Democrats & Liberals Archives

We Don't Like the Rules: Break Them

The Big Confrontation has begun in the Senate. It’s not about the judges nominated - Priscilla Owen and Janice Rogers Brown. It’s not about activist or non-activist judicial philosophy. It’s not about political partisanship. It’s not about any principle, such as conservatism or liberalism. It’s not even about the virtues and flaws of the filibuster. The Confrontation is strictly about power. Republicans deem the filibuster rule to be in the way of their packing the Supreme Court, so they plan to break it. Despite the fact that Senate rules do not allow the “nuclear option”!

Norman Ornstein, of the conservative American Enterprise Institute, who studies the history and ways of the Senate as an institution, states in glaringly obvious terms, that the "nuclear option" is against Senate rules:

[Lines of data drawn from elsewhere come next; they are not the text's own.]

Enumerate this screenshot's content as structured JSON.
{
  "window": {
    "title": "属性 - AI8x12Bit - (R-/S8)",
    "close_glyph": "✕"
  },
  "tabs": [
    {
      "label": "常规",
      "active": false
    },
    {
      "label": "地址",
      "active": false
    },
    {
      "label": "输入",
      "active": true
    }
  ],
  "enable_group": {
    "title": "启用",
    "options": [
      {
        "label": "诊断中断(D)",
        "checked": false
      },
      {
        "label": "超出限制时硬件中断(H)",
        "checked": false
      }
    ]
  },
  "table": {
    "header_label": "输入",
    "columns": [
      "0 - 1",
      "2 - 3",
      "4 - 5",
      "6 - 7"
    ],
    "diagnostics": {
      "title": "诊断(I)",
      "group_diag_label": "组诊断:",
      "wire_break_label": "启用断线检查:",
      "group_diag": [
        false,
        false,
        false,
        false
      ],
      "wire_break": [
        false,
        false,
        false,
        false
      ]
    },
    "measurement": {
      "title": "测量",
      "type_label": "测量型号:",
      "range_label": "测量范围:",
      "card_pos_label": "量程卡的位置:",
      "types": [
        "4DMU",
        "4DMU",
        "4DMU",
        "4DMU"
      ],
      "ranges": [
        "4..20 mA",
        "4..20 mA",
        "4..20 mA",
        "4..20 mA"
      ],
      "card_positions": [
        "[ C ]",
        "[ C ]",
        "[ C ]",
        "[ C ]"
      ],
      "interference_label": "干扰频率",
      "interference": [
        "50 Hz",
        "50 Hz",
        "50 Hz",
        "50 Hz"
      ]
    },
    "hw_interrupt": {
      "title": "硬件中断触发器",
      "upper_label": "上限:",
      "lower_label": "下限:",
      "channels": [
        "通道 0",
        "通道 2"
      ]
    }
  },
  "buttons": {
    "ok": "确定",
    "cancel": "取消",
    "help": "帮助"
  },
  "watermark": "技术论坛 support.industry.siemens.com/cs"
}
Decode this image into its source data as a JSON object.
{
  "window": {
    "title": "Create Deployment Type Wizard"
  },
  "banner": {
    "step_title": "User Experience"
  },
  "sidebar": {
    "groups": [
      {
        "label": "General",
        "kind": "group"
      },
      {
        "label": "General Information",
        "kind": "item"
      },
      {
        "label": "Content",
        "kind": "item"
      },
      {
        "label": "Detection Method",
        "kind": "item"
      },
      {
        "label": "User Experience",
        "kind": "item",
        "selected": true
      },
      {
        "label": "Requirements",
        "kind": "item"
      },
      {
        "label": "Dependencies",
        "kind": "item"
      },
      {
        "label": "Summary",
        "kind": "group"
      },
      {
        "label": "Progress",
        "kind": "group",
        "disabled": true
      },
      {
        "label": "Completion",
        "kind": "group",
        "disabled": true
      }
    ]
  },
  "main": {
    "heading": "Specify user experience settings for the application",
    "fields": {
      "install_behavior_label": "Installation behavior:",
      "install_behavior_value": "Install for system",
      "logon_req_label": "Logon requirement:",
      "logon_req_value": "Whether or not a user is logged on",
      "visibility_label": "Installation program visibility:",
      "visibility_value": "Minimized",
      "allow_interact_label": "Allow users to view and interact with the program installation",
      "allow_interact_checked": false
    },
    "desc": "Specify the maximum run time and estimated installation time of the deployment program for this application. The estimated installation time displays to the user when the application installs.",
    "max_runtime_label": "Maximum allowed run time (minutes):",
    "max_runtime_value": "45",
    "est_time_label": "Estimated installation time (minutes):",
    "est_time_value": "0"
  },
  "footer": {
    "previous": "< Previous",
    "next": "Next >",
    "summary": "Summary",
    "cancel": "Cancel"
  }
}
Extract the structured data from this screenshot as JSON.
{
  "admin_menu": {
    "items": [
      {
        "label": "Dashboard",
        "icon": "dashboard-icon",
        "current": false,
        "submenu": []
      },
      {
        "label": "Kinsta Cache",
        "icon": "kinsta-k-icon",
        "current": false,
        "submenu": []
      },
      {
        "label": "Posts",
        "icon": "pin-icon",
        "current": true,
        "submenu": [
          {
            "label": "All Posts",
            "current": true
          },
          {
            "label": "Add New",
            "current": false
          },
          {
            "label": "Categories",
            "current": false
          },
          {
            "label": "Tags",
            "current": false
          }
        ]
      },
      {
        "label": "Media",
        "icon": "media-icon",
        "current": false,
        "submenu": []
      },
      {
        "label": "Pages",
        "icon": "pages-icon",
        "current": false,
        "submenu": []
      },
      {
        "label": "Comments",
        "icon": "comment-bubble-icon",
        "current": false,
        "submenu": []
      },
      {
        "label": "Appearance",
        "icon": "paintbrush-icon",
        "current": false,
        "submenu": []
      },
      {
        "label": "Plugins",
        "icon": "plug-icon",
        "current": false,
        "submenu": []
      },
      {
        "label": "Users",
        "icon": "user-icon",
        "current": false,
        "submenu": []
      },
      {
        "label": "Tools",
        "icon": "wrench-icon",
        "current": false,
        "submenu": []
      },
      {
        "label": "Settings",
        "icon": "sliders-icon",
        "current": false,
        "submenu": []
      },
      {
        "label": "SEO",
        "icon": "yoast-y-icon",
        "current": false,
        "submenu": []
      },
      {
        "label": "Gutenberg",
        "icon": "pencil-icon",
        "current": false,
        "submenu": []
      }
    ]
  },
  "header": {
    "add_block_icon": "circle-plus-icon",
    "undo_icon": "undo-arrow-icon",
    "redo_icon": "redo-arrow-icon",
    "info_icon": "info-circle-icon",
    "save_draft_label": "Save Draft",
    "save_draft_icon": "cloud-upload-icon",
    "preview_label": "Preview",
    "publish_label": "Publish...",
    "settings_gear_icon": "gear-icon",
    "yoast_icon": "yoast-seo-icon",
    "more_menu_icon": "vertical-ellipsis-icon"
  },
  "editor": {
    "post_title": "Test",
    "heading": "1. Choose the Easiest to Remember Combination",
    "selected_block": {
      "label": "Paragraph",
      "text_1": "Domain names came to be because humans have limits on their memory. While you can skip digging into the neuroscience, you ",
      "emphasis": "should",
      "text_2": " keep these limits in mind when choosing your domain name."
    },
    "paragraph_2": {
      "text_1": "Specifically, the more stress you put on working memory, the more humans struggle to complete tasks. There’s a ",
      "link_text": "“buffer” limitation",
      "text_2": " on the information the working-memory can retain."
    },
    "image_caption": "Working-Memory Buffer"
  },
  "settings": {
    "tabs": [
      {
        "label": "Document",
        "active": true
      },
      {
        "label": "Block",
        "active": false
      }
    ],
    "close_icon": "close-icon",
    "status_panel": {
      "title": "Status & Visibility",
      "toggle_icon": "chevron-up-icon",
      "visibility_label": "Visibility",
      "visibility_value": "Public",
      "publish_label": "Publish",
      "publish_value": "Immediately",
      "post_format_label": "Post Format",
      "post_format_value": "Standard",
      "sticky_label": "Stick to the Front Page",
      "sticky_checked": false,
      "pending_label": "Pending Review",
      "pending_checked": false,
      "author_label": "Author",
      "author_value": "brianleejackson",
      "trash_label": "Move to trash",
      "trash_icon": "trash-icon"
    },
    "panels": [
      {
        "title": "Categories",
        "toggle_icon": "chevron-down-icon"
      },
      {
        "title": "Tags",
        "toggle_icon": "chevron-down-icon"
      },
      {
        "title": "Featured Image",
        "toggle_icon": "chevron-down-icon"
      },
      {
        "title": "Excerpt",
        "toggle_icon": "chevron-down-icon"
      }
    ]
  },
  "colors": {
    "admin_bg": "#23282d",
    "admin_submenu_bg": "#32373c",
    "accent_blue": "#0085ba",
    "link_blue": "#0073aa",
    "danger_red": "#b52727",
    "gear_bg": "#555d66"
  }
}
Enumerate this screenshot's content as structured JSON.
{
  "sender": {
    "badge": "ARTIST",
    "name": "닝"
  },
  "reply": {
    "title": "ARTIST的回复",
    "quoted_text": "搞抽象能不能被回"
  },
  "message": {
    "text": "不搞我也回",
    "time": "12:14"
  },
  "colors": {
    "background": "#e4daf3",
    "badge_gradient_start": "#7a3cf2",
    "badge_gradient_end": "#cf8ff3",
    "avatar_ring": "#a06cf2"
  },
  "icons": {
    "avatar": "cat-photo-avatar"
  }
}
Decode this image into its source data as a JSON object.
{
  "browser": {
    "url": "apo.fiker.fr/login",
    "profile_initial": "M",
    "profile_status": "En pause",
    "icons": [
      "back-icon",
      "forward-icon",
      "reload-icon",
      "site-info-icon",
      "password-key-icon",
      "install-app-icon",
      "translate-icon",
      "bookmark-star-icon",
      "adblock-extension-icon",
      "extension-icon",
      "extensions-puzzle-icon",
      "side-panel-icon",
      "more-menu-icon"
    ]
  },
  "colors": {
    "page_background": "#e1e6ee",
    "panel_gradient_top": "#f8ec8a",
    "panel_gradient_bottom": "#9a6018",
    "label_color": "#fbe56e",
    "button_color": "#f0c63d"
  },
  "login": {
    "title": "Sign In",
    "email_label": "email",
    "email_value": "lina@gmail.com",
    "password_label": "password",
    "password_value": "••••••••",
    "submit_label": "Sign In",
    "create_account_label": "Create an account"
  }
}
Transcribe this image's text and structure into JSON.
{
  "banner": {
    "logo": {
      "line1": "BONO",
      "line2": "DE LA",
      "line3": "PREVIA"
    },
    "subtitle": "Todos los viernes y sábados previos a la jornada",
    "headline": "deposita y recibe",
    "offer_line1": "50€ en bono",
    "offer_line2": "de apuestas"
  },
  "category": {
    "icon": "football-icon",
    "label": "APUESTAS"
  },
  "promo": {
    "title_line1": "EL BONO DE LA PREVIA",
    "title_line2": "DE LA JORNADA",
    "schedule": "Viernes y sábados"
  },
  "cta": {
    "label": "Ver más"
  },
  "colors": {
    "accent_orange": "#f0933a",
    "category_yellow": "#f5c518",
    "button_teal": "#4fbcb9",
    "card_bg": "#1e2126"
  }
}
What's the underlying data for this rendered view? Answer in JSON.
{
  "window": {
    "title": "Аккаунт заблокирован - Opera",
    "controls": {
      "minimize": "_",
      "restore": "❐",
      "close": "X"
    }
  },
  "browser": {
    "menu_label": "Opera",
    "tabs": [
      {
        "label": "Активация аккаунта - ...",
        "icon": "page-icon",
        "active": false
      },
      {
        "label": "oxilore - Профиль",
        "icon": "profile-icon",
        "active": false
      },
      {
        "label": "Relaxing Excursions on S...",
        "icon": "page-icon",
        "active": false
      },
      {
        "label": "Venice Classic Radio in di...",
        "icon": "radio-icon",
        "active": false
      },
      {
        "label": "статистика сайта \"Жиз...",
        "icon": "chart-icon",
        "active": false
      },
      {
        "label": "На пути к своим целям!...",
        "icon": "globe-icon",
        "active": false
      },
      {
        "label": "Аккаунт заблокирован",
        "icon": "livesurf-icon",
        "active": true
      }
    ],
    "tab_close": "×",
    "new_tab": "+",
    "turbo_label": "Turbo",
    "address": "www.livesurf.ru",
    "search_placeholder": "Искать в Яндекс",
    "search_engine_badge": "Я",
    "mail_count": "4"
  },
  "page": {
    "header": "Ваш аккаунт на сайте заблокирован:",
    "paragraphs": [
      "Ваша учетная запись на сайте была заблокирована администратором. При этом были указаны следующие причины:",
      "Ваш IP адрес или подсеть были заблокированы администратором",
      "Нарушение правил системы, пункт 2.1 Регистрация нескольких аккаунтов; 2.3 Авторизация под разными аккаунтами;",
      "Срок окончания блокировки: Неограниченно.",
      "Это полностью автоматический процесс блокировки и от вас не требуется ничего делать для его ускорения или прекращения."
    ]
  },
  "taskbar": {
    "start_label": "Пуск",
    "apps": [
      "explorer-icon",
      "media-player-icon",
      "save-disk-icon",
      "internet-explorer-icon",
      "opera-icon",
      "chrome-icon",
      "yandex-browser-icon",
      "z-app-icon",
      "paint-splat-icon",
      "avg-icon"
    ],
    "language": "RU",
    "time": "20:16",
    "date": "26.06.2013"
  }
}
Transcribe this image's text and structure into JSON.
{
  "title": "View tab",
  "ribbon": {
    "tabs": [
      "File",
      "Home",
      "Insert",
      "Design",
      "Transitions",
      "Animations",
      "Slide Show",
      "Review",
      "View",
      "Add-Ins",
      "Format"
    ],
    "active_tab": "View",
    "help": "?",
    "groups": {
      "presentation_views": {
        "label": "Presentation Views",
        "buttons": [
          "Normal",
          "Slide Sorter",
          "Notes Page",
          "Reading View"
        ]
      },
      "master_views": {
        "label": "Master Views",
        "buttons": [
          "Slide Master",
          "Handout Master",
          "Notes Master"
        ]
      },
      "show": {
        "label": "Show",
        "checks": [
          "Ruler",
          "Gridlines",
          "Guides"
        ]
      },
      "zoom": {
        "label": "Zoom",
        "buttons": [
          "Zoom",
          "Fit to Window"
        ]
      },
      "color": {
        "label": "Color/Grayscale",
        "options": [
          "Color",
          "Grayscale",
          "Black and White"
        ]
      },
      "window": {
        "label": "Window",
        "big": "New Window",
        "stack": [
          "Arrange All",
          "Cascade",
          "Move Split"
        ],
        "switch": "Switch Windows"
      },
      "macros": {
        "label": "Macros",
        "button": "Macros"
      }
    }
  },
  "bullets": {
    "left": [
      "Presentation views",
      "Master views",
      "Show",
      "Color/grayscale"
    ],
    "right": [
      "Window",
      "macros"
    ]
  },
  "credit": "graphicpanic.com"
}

"To make this happen, the Senate will have to get around the clear rules and precedents, set and regularly reaffirmed over 200 years, that allow debate on questions of constitutional interpretation--debate which itself can be filibustered. It will have to do this in a peremptory fashion, ignoring or overruling the Parliamentarian. And it will establish, beyond question, a new precedent. Namely, that whatever the Senate rules say--regardless of the view held since the Senate’s beginnings that it is a continuing body with continuing rules and precedents--they can be ignored or reversed at any given moment on the whim of the current majority."

These points are clear:

  • The filibuster has been around for over 200 years
  • To stop a filibuster requires 60 votes.
  • To change a rule requires a 2/3 majority - 67 votes.
  • Before changing a rule, you must allow a filibuster about it
  • If you do not know the rules, ask the parliamentarian, who has already said that a rule change would require 67 votes.
Ornstein makes another point clear:
"Ignored in this argument has been Senate Rule XXXI, which makes clear that there is neither guarantee nor expectation that nominations made by the president get an up-or-down vote, or indeed any action at all."

There you have it. The "nuclear option" is nothng but a power play. Republicans are willing to disregard Senate rules in order to get their way. If we allow this, they will keep on ridding the Senate of rules that stymie them and their agenda. The Senate will become a rubber stamp for those in power. Our democracy and its checks and balances will suffer.

You've been hearing all kinds of propaganda about the evils of "liberals," "Democratic obstructionists" and "secularist devils." All in order to gain non-democratic power. The Senate filibuster rule stymies Republicans, so they intend to break it.

The issue is joined: Republicans want to break rules. Democrats want to keep them.

Posted by Paul Siegel at May 23, 2005 2:30 PM